Leaf Width: 0.2-2 cm
Leaf Base: Tapering
Leaf Apex: Acute to acuminate
Leaf Texture: Thin, flexible
Petiole Length: Very short to almost sessile
Hairs Present:No
READ:  Ilex Vomitoria 'Taylor's Rudolph' - Comprehensive Shrub Guide


Light Requirements:Full sun to partial shade
Soil Preference:Sandy, loamy, well-drained soils; tolerates various soil types including poor soils.
Water Requirements:Low to moderate.
Fertilizer Requirements:NPK Type: Balanced (e.g., 10-10-10 or 20-20-20)
Frequency: 1-2 times per year
Timing: Early spring and/or late fall
Pruning Requirements:Minimal; tolerates heavy pruning if necessary.
Seed Germination Time:nan
Display/Harvest Time:April to October
Fruit/Seed Production:Fruit production: Yes
Seed production: Yes
Growth Rate:Fast
Growth Habit:Shrub or small tree
Root System Type:Fibrous root system

Flower and Fruit Information

Fruit Type:Achene
Fruit Description:Dry, one-seeded, without pappus.
Flower Color:White to pale yellow
Flower Shape:Discoid
Flower Inflorescence:Inflorescence type: Panicle
Arrangement: Terminal and axillary
Sex: Dioecious (separate male and female plants)
Flower type: Discoid (male), Pistillate (female)
Flower color: White to cream
Flowering Season:Spring to fall
Bloom Duration:Not documented

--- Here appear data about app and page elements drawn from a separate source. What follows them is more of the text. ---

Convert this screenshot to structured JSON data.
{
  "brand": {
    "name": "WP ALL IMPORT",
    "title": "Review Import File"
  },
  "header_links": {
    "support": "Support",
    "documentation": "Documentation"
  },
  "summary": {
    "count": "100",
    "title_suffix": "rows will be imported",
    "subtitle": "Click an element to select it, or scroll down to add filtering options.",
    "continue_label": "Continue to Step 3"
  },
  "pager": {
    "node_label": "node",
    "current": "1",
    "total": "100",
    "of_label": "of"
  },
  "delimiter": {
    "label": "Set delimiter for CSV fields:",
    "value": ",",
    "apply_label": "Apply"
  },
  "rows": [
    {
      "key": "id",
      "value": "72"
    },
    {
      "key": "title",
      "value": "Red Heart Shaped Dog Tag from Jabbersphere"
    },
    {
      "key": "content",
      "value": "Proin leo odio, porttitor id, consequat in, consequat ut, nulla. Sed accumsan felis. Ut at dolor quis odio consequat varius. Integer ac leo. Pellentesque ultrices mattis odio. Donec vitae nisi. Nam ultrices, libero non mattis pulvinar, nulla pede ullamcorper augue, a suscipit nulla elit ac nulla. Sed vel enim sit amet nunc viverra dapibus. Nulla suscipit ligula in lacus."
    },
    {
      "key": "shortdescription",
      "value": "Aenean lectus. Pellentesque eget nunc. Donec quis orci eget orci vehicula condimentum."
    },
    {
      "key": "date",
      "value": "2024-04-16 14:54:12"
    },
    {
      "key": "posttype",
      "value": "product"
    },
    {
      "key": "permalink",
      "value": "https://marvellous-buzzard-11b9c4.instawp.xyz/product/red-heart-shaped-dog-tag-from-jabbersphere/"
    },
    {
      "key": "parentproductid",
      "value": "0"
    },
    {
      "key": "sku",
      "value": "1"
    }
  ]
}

Tolerance and Hardiness

Drought Tolerance:Moderate to high
Frost Tolerance:Not documented
Heat Tolerance:Not documented
Wind Tolerance:High
Shade Tolerance:Low to moderate shade tolerance.
Salt Tolerance:Salt tolerance: Moderate
Soil Compaction Tolerance:Low
USDA Plant Hardiness Zones:9-11
Photoperiod Sensitivity:Not documented

Wildlife and Landscape

Pollinator Attraction:Yes. Bees, butterflies, and other insects.
Wildlife Value:Nectar source for butterflies, cover for birds, habitat for insects.
Problematic Insects:Aphids, spider mites, scale insects.
Allelopathic Properties:Yes
Habitat Enhancement:Baccharis salicifolia provides nectar and pollen for pollinators, stabilizes soil with its root system, and offers habitat for wildlife.
Erosion Control Potential:High
Landscape Location:Riparian areas, wetlands, streambanks, coastal sage scrub, chaparral, and desert washes.
Landscape Theme:– Riparian restoration
– Drought-tolerant gardens
Wildlife habitat gardens
– Erosion control projects
Native plant landscapes
– Informal hedges or screens
Design Feature:Yes. Baccharis salicifolia, commonly known as mule fat or seepwillow, is used in landscape design for erosion control, as a screen or hedge, and for habitat restoration. It is also valued for its drought tolerance and attractiveness to pollinators.
Ethnobotanical Significance:Ethnobotanical uses include treatment of colds, stomachaches, and wounds; also used as a diuretic and for ceremonial purposes.
Naturalization Ability:High
Companion Planting Suitability:Companion plants for Baccharis salicifolia:

1. Salvia sp.
2. Penstemon sp.
3. Eriogonum sp.
4. Festuca californica
5. Nassella pulchra
6. Artemisia californica
7. Rhus integrifolia
8. Ceanothus sp.
9. Zauschneria californica
10. Achillea millefolium

Health and Safety

Edible Parts:Not documented.
Toxicity:Not documented
Poison Parts of Plant:Not documented
Toxic to Humans:Not documented.
Toxic to Cats:Not documented.
Toxic to Dogs:Yes.
Causes Contact Dermatitis:Not documented.
Air Purification Qualities:Not documented
Medicinal Properties:Antioxidant, Anti-inflammatory, Antimicrobial, Analgesic, Hepatoprotective.
Thorniness or Spikiness:No.
Love it? Share it!

Subscribe Now

Get FREE instant access to our eBook, "13 Mistakes Beginner Gardeners Make (And How To Avoid Them)".
Enter your email below.


Download our FREE eBook
"13 Mistakes Beginner Gardeners Make"

"13 Mistakes Beginner Gardeners Make (And How to Avoid Them)"

Get it FREE - Enter your email below.